▸ TRY IT
Reading through the lines below, count those that include the string "Variables"; the answer is that number and nothing else.

▸ STUDY MATERIAL

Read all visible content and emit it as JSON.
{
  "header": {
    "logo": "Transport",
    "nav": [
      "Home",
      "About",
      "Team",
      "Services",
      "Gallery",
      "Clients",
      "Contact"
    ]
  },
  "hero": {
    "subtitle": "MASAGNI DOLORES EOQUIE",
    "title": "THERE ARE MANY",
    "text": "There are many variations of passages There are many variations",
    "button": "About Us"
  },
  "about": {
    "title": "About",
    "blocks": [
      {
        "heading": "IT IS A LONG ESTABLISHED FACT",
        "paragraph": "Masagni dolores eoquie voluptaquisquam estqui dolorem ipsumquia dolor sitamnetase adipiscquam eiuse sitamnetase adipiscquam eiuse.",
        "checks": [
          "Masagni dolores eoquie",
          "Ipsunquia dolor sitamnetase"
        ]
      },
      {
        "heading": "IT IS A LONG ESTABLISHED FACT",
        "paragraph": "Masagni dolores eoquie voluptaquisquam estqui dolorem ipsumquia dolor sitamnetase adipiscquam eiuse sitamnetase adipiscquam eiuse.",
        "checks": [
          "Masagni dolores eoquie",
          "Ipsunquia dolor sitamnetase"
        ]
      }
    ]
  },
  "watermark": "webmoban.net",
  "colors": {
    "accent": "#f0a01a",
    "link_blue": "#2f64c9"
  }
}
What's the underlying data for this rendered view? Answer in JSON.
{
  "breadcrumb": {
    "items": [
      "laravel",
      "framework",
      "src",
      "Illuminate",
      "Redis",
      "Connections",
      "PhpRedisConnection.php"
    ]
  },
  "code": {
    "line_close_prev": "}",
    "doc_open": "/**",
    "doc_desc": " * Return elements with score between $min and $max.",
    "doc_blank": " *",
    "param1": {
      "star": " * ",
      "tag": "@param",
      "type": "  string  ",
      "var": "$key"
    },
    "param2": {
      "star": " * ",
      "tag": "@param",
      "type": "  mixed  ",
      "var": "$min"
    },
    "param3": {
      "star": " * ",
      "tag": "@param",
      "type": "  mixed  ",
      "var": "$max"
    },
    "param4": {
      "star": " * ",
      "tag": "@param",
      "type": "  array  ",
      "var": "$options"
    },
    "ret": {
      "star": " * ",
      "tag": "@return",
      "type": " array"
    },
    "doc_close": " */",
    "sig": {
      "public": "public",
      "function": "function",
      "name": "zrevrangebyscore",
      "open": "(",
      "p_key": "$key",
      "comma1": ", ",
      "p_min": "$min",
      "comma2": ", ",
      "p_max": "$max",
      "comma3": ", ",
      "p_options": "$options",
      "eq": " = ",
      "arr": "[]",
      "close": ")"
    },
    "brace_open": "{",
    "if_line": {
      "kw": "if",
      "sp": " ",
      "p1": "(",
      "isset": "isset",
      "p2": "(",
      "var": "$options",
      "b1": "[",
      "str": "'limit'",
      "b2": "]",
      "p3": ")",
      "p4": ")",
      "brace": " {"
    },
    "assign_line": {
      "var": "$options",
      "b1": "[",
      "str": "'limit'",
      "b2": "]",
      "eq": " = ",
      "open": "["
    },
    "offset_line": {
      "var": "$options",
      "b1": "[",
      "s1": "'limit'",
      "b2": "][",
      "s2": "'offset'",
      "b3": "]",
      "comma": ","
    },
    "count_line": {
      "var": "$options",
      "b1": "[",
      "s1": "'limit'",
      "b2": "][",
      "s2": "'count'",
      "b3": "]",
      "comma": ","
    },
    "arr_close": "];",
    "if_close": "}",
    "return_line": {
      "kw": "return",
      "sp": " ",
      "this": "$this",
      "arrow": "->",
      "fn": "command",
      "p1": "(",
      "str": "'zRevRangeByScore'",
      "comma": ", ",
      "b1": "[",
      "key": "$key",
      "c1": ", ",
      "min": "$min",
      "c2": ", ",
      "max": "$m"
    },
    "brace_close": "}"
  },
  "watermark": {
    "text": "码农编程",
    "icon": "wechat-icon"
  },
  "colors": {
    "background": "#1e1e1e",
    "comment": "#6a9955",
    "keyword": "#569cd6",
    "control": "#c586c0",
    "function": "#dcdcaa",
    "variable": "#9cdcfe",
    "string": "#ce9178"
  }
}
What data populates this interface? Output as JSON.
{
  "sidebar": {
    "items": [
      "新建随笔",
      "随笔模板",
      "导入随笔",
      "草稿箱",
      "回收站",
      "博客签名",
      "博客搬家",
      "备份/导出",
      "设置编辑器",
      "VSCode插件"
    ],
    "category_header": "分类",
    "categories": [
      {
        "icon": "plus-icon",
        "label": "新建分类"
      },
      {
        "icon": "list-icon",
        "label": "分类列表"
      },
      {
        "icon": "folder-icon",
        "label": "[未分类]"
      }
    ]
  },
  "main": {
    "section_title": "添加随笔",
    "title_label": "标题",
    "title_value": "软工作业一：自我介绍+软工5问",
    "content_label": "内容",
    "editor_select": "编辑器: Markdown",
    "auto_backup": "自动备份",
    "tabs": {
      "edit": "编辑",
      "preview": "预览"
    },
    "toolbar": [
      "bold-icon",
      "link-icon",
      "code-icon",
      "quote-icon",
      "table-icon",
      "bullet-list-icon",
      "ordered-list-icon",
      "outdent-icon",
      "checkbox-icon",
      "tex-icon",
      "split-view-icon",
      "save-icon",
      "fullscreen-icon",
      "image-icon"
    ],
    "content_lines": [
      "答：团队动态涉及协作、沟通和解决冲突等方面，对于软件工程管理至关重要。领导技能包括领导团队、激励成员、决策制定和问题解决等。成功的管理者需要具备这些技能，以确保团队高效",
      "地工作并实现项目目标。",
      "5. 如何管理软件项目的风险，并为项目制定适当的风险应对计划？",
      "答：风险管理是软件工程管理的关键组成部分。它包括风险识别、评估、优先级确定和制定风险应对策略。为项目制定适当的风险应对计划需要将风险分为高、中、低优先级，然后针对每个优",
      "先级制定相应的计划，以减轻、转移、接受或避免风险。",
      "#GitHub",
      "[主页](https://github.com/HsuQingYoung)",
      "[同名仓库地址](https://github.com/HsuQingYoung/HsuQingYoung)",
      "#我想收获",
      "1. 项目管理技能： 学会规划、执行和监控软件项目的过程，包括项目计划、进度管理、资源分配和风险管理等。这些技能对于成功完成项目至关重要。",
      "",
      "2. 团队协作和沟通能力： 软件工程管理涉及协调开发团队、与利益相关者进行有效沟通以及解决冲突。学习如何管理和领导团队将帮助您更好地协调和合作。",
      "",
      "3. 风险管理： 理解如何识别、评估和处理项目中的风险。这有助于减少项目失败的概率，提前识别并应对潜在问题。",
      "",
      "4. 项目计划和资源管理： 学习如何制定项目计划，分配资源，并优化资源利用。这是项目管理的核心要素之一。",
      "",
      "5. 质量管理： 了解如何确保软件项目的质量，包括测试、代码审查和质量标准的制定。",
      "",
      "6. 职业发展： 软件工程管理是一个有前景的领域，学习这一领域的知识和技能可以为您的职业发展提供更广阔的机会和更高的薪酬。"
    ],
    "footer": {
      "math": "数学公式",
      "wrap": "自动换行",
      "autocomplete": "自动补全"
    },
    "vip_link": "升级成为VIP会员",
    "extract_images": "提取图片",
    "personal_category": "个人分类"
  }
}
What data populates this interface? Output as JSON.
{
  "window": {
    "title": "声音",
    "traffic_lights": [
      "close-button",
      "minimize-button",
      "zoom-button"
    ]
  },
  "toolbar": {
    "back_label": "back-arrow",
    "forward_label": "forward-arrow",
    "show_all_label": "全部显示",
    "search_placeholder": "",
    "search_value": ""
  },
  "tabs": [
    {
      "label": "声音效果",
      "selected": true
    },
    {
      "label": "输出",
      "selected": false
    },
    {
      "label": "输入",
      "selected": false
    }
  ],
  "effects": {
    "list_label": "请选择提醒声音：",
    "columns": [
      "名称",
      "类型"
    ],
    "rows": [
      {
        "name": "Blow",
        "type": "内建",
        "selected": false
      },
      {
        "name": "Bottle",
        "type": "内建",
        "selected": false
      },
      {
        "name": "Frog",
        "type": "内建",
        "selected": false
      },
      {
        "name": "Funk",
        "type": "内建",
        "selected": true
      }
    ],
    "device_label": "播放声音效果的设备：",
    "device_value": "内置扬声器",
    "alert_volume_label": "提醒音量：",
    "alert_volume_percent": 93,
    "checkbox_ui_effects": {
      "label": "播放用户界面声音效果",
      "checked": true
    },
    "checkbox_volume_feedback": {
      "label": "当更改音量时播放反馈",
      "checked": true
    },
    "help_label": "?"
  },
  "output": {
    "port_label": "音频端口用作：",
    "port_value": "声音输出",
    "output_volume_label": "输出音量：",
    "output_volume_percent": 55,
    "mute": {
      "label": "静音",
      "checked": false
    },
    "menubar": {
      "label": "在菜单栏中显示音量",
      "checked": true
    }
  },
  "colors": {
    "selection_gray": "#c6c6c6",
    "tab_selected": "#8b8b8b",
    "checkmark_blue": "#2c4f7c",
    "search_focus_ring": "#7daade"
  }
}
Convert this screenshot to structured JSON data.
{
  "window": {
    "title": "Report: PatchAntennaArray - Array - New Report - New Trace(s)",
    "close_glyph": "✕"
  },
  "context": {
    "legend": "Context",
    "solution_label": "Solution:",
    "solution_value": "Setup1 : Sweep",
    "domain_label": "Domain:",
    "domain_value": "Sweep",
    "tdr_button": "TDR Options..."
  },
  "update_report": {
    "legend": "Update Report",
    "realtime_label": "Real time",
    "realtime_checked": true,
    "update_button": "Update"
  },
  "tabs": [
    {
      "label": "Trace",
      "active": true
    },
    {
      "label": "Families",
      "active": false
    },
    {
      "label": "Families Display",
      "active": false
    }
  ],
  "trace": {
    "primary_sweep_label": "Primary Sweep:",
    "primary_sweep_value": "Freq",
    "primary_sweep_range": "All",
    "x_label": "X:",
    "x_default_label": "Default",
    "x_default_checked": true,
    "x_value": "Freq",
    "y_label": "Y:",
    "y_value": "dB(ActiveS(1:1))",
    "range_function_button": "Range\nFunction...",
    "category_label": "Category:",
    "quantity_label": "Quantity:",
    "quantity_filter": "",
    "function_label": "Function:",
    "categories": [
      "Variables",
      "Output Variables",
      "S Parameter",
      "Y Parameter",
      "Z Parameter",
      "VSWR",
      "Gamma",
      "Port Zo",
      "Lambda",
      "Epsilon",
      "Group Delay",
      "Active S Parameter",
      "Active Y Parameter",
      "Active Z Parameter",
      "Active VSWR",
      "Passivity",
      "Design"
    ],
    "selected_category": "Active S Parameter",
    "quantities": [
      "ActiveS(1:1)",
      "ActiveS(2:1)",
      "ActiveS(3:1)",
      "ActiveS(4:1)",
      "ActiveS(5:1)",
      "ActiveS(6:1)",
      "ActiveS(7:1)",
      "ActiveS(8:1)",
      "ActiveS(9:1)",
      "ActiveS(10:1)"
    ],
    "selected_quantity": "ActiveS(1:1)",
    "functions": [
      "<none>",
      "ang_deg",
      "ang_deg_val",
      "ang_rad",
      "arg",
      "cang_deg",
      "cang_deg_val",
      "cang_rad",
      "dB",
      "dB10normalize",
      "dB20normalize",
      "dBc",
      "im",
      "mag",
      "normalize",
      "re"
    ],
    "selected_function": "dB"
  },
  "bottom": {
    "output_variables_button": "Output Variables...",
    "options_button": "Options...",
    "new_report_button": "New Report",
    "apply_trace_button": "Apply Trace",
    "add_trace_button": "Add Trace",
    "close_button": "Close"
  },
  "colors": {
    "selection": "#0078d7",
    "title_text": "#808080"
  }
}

▸ SOLUTION TO THIS EXERCISE
3